You probably remember the terms comma splice (also called a comma fault) and fused sentence (aka a run-on sentence) from some point in English class. For those of you who need a refresher, these terms refer to sentences in which two independent clauses have been improperly linked.
An independent clause is a group of words that contains a subject and verb and that express a complete thought. Independent clauses can stand alone as a sentence or form parts of a sentence. Look at the two examples below:
The project is behind schedule.
Our communications team has to work late.
Each of these two clauses express a complete thought, but you probably can see the flow of logic that would allow for them to be connected in one sentence. It’s a matter of connecting them properly.
Here’s Your Problem:
In a fused sentence, two independent clauses are simply thrown together in a sentence without any punctuation or appropriate connection. In such an instance, our two example clauses would look like this:
The project is behind schedule our communications team has to work late.
When the two independent clauses are connected by only a comma, the sentence now has a comma splice as in the example below:
The project is behind schedule, our communications team has to work late.
To fix a comma splice or fused sentence, use one of the three options below.
Use a Coordinating Conjunction + a Comma
When you use a comma to connect two independent clauses, it should be accompanied by one of the seven coordinating conjunctions (and, but, for, nor, yet, or, so). So the sentence should look like this:
The project is behind schedule, so our communications team has to work late.
The project is behind schedule, and our communications team has to work late.
Use a Semicolon
While a comma needs the support of coordinating conjunctions, a semicolon is considered strong enough mark to link two independent clauses all on its own. However, semicolons ramp up the drama of the sentence by a few degrees, so it is best to use them sparingly.
The project is behind schedule; our communications team has to work late.
Use a Period
Since comma splices and fused sentences contain two independent clauses, you can always add a period at the end of the first clause, insert a space, and begin the second clause with a capital letter. That is, break the sentence in two:
The project is behind schedule. Our communications team has to work late.
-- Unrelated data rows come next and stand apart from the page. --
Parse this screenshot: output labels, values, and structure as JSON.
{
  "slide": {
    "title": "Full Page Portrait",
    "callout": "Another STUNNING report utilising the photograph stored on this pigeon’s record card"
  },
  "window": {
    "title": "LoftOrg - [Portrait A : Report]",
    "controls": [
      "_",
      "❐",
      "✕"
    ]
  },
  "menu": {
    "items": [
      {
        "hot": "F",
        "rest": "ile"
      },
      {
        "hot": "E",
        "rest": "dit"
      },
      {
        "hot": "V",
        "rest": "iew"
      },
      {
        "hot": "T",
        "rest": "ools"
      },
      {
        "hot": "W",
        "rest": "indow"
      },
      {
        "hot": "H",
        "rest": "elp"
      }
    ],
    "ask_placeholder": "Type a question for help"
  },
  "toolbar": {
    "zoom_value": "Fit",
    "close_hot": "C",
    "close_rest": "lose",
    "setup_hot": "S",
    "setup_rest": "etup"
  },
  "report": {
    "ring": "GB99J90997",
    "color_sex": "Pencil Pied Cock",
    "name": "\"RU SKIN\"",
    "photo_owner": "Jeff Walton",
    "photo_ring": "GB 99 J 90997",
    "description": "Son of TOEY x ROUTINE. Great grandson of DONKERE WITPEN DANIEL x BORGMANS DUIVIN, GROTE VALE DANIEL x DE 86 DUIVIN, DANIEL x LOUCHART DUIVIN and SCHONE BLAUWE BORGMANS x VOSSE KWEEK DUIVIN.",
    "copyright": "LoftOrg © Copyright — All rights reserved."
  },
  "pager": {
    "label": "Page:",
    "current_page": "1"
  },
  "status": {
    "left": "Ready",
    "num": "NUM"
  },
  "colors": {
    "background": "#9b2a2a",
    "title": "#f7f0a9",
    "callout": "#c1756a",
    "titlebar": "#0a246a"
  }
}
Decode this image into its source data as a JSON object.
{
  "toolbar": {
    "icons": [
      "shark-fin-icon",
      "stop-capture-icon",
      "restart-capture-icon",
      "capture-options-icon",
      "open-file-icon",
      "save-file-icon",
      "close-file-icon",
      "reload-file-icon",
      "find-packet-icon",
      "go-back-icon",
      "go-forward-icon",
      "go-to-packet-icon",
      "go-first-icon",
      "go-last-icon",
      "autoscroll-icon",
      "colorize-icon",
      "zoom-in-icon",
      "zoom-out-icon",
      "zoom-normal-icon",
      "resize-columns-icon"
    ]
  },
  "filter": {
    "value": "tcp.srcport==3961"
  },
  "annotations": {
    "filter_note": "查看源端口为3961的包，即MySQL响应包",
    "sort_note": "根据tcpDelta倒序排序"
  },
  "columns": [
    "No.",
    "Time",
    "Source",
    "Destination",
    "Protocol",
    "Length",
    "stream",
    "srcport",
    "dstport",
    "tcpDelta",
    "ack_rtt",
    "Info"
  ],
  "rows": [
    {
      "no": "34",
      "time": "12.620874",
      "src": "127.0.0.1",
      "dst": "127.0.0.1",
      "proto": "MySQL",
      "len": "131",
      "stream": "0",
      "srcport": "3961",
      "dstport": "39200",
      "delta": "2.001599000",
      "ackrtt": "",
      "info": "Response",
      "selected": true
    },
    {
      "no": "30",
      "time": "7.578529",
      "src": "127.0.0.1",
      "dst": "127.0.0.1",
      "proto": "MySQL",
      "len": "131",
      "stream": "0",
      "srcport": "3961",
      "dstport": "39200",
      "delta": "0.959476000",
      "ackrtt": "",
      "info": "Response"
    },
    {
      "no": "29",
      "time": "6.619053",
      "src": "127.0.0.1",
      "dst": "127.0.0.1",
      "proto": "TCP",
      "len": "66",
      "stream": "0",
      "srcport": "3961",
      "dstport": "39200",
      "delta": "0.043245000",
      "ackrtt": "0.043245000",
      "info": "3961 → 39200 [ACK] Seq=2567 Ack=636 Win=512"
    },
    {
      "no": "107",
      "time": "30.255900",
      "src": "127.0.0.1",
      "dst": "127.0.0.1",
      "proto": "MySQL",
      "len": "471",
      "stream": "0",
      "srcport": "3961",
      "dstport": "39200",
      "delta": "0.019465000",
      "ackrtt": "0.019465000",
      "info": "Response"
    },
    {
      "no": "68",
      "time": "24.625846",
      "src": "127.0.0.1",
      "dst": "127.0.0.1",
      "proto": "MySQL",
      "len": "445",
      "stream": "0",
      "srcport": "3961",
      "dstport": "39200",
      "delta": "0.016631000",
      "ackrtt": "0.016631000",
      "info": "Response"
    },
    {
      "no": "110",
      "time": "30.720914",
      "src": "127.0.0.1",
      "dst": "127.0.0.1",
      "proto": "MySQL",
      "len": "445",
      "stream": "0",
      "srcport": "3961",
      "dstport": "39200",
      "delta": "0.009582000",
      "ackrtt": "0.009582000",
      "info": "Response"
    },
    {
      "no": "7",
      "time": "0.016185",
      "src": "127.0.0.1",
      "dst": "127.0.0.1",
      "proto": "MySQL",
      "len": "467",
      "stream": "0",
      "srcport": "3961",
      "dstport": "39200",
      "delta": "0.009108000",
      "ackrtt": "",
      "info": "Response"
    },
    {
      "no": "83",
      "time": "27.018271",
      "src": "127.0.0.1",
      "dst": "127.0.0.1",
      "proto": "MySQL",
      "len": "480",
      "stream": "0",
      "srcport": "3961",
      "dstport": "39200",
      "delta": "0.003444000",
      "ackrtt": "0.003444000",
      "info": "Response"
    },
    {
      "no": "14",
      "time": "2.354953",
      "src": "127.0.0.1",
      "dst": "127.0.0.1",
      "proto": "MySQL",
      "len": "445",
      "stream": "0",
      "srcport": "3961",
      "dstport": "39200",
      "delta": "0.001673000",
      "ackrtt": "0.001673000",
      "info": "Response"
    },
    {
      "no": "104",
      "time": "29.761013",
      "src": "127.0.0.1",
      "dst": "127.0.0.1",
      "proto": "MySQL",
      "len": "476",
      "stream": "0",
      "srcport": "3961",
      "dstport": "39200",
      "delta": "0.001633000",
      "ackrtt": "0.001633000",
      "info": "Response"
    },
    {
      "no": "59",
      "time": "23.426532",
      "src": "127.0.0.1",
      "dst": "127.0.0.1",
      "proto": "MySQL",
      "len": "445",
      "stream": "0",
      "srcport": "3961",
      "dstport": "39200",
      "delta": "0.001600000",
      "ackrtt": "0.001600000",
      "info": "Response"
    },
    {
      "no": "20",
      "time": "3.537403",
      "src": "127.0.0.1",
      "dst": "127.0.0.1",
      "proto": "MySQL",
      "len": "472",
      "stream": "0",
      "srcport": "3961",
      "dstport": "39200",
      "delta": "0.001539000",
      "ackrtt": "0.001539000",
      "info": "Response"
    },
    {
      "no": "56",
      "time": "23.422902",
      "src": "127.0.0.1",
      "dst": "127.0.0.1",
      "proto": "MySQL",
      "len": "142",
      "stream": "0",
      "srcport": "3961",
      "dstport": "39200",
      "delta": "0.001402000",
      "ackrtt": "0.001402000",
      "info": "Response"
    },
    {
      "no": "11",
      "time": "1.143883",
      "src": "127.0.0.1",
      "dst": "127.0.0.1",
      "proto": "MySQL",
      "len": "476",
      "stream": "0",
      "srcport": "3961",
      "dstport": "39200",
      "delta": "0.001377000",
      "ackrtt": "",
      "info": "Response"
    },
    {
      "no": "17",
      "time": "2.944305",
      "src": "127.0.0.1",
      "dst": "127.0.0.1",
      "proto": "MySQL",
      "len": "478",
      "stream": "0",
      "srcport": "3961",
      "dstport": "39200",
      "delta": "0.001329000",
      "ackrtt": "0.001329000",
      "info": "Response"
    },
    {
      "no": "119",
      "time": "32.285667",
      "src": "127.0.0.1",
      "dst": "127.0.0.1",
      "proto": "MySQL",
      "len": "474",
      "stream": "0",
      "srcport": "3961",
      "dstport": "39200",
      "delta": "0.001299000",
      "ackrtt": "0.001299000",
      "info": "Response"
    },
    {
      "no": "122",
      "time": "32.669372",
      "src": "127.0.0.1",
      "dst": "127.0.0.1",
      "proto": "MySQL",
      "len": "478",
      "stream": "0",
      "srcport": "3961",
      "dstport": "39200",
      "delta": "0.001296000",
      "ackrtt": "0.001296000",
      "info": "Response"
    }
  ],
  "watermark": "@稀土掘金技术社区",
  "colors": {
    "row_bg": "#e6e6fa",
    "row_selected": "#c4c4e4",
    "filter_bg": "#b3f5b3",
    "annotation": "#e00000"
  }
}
You can become more familiar with these types of flaws via these online quizzes for comma splices as well as run-on sentences. Even if you’re a seasoned professional, an occasional review keeps your skills sharp and makes spotting errors a quicker, easier process.